Task data:
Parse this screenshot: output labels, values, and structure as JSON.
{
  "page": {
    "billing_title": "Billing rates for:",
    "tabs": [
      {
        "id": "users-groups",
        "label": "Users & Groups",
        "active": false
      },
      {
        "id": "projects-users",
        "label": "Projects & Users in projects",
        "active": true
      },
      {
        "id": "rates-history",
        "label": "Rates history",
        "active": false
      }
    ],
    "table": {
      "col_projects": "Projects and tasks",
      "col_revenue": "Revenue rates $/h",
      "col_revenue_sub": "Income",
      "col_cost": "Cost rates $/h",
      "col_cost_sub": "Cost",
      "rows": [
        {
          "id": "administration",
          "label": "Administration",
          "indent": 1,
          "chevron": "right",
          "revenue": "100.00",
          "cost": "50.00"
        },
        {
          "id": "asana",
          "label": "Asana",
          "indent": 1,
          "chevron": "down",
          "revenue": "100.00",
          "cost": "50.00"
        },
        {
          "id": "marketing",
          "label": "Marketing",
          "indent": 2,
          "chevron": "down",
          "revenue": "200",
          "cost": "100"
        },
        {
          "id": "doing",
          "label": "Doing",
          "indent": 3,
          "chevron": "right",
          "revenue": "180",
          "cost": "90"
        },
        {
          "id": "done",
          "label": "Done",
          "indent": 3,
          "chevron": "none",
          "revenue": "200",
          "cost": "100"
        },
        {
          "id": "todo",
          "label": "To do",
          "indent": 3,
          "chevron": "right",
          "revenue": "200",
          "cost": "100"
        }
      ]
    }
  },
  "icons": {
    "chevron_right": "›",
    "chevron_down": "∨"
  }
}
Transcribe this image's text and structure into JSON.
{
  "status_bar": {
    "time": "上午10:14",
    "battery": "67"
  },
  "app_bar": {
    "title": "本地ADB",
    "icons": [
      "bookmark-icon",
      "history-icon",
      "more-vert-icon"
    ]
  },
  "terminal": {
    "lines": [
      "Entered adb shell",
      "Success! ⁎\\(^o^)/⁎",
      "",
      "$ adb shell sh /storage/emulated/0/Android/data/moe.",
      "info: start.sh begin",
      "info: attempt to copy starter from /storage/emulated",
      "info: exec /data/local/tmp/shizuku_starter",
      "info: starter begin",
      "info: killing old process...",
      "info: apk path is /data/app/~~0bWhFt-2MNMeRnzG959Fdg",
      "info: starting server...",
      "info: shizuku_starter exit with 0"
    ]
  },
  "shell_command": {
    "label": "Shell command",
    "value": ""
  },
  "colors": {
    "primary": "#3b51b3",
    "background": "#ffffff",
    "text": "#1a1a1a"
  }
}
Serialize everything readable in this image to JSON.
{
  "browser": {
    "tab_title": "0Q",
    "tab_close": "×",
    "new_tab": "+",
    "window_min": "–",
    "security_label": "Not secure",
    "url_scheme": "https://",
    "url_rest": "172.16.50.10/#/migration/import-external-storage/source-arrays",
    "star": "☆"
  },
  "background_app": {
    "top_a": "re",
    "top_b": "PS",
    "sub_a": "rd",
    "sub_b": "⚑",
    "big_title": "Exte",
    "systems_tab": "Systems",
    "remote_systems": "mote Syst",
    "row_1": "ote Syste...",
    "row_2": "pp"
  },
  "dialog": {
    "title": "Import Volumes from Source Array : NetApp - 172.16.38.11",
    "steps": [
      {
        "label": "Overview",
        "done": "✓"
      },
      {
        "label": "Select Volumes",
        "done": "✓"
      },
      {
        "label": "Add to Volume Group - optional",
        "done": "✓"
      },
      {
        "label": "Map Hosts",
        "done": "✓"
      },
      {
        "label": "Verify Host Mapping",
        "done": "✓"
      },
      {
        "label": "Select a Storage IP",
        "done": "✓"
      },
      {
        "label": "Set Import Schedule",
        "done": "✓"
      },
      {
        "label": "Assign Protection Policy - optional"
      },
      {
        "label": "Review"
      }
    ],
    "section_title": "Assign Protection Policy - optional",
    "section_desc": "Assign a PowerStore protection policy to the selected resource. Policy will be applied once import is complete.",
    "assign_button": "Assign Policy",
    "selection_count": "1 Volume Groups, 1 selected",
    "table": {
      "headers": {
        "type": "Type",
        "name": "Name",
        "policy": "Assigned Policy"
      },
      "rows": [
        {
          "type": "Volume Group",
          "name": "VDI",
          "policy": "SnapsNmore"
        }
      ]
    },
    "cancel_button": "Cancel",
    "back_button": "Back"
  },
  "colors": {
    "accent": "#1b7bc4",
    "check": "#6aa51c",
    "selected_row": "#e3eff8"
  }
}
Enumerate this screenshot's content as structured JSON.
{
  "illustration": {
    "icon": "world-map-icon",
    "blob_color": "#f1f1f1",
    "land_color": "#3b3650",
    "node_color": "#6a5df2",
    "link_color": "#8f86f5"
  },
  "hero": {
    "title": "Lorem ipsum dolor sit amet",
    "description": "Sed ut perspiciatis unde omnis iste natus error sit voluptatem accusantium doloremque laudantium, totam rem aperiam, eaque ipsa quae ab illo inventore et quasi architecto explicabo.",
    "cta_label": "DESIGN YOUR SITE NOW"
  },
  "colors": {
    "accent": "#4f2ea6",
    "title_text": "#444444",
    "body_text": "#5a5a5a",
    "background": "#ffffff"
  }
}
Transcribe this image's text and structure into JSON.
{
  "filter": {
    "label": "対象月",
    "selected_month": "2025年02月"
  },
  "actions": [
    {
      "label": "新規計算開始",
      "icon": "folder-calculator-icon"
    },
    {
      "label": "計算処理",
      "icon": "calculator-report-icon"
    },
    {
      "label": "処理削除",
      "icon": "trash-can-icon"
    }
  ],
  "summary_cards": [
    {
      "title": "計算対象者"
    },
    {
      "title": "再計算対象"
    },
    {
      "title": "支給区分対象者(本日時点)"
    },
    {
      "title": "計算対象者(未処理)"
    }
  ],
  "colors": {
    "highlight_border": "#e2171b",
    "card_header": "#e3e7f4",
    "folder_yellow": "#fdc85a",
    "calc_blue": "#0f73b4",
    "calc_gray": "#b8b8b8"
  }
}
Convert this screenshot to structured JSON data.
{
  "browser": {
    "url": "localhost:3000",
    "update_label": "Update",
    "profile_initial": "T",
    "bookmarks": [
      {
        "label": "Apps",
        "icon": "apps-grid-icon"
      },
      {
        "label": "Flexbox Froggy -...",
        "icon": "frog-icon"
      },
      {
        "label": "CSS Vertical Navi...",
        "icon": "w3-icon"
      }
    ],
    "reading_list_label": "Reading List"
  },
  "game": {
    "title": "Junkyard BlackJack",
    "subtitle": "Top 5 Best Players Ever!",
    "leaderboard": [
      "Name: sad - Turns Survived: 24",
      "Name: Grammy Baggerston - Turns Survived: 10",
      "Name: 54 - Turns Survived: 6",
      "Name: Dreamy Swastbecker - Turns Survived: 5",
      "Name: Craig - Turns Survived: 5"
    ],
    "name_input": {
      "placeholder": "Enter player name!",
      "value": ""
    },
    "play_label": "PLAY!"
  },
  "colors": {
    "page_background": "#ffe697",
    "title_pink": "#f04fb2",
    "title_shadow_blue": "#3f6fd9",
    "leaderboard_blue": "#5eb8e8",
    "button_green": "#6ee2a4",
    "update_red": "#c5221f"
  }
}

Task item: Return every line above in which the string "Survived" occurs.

Task answer:
      "Name: sad - Turns Survived: 24",
      "Name: Grammy Baggerston - Turns Survived: 10",
      "Name: 54 - Turns Survived: 6",
      "Name: Dreamy Swastbecker - Turns Survived: 5",
      "Name: Craig - Turns Survived: 5"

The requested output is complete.